__TASK DETAILS__
Your answer should be every line with the word "subtitle", copied from the data below.

------ DATA EXCERPTS ------

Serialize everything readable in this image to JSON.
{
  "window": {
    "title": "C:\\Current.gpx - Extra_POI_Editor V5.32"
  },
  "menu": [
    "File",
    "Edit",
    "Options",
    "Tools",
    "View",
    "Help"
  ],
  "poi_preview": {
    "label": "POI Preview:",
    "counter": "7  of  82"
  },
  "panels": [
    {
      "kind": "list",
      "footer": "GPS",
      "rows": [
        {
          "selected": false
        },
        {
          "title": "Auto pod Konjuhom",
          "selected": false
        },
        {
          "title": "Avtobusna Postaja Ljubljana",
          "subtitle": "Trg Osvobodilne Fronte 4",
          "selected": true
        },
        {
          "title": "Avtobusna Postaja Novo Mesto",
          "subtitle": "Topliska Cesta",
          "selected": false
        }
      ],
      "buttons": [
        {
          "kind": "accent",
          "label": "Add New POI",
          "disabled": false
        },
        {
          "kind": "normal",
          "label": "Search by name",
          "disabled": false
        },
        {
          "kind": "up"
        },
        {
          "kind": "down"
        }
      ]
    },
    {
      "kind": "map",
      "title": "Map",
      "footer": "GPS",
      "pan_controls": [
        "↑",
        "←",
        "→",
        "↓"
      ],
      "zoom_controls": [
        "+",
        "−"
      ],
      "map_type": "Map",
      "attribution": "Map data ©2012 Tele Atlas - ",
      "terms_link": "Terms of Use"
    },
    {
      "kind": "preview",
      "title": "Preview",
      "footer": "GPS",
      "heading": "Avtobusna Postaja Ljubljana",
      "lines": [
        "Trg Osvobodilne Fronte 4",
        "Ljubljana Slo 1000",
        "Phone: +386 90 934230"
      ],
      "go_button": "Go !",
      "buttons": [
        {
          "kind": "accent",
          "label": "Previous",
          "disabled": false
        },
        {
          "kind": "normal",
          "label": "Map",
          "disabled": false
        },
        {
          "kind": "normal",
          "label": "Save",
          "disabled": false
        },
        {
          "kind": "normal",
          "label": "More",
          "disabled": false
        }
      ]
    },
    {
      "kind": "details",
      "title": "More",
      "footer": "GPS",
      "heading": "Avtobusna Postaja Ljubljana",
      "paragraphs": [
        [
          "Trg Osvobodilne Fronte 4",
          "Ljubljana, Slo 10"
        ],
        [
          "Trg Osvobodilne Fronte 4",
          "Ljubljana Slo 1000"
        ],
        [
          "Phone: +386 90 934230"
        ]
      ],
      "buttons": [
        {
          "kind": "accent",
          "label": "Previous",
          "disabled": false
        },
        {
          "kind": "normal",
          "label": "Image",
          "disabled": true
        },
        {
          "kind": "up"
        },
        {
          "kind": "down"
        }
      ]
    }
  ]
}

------

__SOLUTION FOR THIS PROBLEM__
          "subtitle": "Trg Osvobodilne Fronte 4",
          "subtitle": "Topliska Cesta",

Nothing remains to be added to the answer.